I read an article today – someone sent me a link to it, knowing it would be of interest in my line of work. At first glance, you may be wondering where the walking connection is – but bear with me, and all will be revealed.
In it was described a council that have outsourced or intend to outsource so many of their services – not just the usual suspects such as parking, highways and so forth, but planning, regeneration, HR, IT, procurement, finance, legal services, trading standards, council housing, environmental health, rubbish collection, libraries, care of the vulnerable and the disabled, and even, would you believe it, cemeteries and crematoriums – that in the space of just a couple of years, the council will have shrunk from just over 3,000 staff to just over 300.
To save their embarrassment, I won’t name them.
According to the article, there appears to be three main concerns about a state of affairs such as this.

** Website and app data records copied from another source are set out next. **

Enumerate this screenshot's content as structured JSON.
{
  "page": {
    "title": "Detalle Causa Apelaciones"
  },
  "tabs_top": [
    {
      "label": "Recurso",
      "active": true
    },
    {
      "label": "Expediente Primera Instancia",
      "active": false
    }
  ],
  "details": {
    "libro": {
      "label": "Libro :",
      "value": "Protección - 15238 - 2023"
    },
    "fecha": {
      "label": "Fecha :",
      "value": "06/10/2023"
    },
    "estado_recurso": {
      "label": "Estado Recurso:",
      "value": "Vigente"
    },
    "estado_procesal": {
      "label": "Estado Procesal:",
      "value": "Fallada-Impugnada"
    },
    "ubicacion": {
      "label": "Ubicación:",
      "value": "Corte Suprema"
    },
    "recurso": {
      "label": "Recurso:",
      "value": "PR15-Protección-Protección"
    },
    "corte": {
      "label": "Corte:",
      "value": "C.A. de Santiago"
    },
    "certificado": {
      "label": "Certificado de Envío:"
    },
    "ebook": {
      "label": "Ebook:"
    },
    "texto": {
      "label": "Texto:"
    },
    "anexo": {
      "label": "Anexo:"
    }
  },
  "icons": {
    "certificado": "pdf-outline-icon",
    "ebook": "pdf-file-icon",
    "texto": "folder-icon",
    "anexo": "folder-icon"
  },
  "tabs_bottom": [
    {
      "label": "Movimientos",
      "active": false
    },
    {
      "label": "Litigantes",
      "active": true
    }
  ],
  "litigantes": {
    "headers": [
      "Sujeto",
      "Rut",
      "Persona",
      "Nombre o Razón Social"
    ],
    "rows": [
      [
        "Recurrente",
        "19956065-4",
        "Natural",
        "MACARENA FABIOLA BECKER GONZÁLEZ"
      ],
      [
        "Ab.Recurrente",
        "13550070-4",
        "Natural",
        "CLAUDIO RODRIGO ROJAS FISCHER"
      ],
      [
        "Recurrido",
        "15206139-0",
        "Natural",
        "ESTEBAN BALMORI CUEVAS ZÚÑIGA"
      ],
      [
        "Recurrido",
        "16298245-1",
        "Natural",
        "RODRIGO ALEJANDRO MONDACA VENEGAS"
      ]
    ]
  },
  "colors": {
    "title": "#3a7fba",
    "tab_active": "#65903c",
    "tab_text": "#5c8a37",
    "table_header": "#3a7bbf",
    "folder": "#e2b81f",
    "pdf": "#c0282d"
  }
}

Firstly, all of these services are being farmed out to a very limited number of massive, privately-owned infrastructure and business services companies that have little knowledge of local issues and concerns, whose contracts are such that the details are often shrouded by “commercial sensitivity” and who can, in a worst-case scenario, go bust. Where would that leave us?
Secondly, these contracts are typically let over lengthy timespans, often as much as 10 years at a time, so the entire democratic process is lost to the local community – whoever you vote for, you get the contracted infrastructure company, like it or not.
Thirdly, and perhaps most importantly, local expertise is lost. At the end of these lengthy contracts there will be so little experience, expertise and infrastructure remaining locally within councils that it would be almost impossible to return to the “old” way even if they wanted to.
These deals are usually touted as a route to saving money, although it seems that is not always the case. In one example, a deal was meant to deliver £70m savings and 100 new jobs: when neither benefit actually materialised, the contract was transferred back to the council.
So how does this affect walking, I hear you ask?
Well, the obvious answer is that local authorities are responsible, through Rights of Way departments, for the upkeep and maintenance of the all the footpaths, bridleways, by-ways and so forth. But with low priority, reduced budgets and outsourced responsibility, how will upkeep and maintenance of the network be enacted and policed?
The providers are only in it to make money, and I suspect there is little money to be had from contracts like this because we all know that RoW team budgets are miniscule in relative terms, and that a good footpath network runs on the goodwill of many people – landowners and managers, local volunteers, Ramblers’ groups, and the like. Will those volunteers still feel as altruistic if they are ultimately helping to line the pockets of big business and greedy shareholders?
The other aspect – the one that is perhaps most immediately concerning here on Ambles & Rambles – is that my own local authority, Northamptonshire, is set to adopt an “alternative delivery model” like this and follow in the footsteps of the council mentioned above, declaring just last month that it intended to outsource 95% of its work and go down to a skeleton staff.
Quite how this will manifest itself in the future, no one yet knows. It’s one thing to ask local residents to keep an eye out for any maintenance issues, to help fix a stile or put up a new waymarker, but another altogether to expect them to fight legal battles over illegal closures, maintain (or even improve by 2026, the cut-off date for re-inclusion of remembered but lost pre-1949 routes into the network and set out in the CroW Act 2000) the definitive map, or negotiate new access rights with landowners.
Because, in the end, it all comes down to money. It’s the reason that outsourcing is being proposed, and it’s why contractors will take it on. If they can’t make any money out of it, they won’t do it, and I’m sure they will be inclined to minimise outlay in order to maximise profit margins and keep shareholders happy. Unless the contracts are absolutely correctly specified then the contractors will work any loopholes they can find – they have whole departments given over to just that sort of fine-tooth-combery – and exploit them to the full if they can.
And by the time the contracts are re-let, there could be a lot of damage done.